::: Supplied entries

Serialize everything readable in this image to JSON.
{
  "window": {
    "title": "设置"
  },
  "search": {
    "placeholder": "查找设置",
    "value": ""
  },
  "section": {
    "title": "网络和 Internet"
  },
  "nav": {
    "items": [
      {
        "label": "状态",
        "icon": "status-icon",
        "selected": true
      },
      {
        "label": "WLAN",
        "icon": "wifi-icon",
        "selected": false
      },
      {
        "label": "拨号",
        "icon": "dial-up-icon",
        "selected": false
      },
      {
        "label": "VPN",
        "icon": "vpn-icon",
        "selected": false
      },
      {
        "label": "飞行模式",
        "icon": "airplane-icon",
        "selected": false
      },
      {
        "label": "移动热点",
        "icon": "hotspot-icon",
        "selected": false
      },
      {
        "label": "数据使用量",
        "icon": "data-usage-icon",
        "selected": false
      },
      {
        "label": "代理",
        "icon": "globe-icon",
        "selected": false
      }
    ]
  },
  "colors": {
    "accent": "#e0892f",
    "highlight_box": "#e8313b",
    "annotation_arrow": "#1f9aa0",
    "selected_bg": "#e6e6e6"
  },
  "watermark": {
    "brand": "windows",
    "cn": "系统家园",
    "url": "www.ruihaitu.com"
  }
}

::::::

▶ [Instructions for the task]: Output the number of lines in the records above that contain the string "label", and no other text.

▶ [Output for this task]: 8